STORY: India moved a step closer on Thursday (March 16) towards rolling out a Goods and Services Tax (GST), country’s biggest tax reform, after a council of central and state finance ministry officials approved the State and Union Territory laws.
Finance minister Arun Jaitley said the GST council has agreed on a draft law that will enable states and union territories to impose the Goods and Services Tax (GST).
“The Council now has granted its formal approval to all the five legislations i.e. the CGST (Central GST), IGST (Integrated GST), SGST (State GST), compensation and the UTGST (Union Territory GST) law. So all these laws now stand approved,” Jaitley said, while speaking to reporters after the 12th meeting of the panel in New Delhi.
The GST Council had already approved the Central GST, IGST and compensation laws in its earlier meetings.

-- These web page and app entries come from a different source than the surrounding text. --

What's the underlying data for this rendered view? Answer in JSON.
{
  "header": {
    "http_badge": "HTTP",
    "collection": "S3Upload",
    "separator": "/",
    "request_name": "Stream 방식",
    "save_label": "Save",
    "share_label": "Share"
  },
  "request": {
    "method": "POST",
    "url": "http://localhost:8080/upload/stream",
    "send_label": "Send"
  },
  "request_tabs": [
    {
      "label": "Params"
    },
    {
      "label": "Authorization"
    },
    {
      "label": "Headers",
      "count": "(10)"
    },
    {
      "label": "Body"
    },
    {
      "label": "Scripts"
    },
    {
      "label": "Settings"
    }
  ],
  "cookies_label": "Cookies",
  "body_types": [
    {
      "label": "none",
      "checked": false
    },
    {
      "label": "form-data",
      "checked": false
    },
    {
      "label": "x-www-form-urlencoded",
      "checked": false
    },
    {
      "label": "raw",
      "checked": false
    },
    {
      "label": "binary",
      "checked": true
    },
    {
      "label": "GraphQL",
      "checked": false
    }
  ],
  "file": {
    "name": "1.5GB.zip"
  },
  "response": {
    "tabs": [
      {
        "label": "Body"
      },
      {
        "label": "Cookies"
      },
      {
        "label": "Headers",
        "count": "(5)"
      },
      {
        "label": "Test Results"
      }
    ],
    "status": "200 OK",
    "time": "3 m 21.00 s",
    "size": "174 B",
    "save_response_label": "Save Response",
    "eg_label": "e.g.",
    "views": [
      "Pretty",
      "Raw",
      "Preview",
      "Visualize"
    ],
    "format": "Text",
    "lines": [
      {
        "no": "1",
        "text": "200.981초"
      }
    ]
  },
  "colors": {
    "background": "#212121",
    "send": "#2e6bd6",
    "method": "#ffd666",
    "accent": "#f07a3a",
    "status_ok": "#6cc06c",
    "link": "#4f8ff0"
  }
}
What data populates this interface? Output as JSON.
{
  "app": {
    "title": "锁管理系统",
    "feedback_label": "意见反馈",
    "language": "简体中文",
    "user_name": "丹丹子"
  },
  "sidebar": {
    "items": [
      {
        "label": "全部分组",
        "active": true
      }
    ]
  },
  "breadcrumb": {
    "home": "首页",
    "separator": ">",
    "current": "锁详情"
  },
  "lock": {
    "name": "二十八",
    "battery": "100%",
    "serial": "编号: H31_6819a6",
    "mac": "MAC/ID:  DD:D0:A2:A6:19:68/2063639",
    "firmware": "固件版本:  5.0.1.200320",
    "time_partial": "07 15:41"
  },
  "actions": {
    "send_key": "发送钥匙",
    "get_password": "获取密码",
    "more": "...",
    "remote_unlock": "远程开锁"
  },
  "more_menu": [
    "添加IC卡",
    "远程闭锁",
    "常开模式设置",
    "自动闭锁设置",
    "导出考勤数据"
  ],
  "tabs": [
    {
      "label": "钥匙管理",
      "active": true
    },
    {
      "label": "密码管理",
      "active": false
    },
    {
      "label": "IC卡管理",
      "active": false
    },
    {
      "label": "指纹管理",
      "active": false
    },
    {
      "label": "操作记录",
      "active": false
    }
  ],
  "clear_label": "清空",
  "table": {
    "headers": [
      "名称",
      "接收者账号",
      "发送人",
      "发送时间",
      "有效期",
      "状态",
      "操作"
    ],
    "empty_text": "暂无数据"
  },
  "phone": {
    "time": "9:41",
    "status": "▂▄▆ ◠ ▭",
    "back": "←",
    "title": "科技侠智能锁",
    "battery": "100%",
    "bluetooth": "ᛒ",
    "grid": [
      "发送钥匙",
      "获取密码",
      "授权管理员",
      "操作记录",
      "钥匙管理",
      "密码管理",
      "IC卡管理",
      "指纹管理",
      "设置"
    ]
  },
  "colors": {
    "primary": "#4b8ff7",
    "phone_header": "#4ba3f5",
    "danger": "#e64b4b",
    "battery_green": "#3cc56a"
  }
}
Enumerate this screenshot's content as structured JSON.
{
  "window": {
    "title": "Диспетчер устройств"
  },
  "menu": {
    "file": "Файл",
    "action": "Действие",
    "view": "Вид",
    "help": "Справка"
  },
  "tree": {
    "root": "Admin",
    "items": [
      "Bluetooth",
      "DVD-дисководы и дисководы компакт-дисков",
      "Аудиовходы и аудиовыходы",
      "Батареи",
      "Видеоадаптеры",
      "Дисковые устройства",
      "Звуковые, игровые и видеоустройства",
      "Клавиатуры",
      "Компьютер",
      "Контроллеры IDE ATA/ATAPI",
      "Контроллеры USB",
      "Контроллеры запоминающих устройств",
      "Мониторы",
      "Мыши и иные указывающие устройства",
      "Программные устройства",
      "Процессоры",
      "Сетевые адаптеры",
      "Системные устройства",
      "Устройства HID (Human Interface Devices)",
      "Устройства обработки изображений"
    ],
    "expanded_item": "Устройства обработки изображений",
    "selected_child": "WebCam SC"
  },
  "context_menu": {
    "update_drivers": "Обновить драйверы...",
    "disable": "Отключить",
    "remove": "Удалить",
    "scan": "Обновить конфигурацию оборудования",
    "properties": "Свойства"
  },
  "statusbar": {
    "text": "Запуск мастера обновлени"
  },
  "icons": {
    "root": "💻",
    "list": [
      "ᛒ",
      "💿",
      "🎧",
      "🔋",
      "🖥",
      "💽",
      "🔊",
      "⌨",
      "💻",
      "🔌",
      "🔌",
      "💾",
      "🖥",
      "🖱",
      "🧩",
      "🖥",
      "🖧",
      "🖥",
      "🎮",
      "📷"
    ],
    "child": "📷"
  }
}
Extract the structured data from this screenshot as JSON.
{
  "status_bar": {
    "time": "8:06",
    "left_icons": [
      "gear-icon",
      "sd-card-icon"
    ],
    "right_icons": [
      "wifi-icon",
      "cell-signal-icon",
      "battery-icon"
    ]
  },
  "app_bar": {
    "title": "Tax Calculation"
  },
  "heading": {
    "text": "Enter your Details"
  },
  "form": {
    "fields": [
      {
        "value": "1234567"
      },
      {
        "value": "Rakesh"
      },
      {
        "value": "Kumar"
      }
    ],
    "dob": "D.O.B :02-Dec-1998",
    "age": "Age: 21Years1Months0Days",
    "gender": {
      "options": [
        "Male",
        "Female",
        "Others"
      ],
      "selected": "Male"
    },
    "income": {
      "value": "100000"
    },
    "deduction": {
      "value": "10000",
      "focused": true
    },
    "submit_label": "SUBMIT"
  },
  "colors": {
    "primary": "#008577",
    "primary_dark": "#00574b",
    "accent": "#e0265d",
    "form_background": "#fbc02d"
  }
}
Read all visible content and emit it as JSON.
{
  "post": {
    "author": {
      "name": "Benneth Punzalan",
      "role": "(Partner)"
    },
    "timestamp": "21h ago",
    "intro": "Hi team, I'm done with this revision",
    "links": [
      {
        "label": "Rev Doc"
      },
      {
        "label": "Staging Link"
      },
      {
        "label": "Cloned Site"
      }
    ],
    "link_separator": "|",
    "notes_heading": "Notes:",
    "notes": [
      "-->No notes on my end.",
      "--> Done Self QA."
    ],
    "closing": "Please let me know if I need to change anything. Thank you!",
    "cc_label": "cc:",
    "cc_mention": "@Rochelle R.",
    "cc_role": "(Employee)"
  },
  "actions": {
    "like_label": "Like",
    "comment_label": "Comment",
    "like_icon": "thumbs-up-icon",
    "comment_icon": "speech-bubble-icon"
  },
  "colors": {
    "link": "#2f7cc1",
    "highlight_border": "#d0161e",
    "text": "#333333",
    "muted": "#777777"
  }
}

Jaitley added that five laws relating to registrations, payment, refunds, invoices and returns had also been approved earlier. Four others bills, which now require a formal approval, relate to composition, valuation, ITC (input tax credit) and the transitions.
“The final draft of the four balance regulations and the corrections, if any, to the earlier regulations, to consider that and approve that we will be meeting in Delhi again for the 13th meeting of the GST Council on the 31st of March at 5pm,” said Jaitley.
Jaitley, who heads the Council, said on March 04 that the much-awaited national sales tax reform, GST, was on track and he was “optimistic” that it would meet its implementation deadline of July 01.
The long-awaited GST was earlier proposed to come into effect from April 1. Its timeline, however, was disrupted by the deadlock on how to collect the new tax that would have federal and state elements.
Under the agreed arrangement, state and federal tax officials would audit and administer businesses with annual turnover of up to 15 million rupees ($220,000), with 90 percent of them coming under the purview of local states and the remainder under federal authorities.
The long-awaited GST would turn Asia’s third-largest economy into a single market for the first time, broaden the tax base and make life simpler for businesses that now pay a host of federal and state levies.
Both the federal and the state governments now levy and collect taxes on goods. However, taxes on services come under the exclusive jurisdiction of the federal government.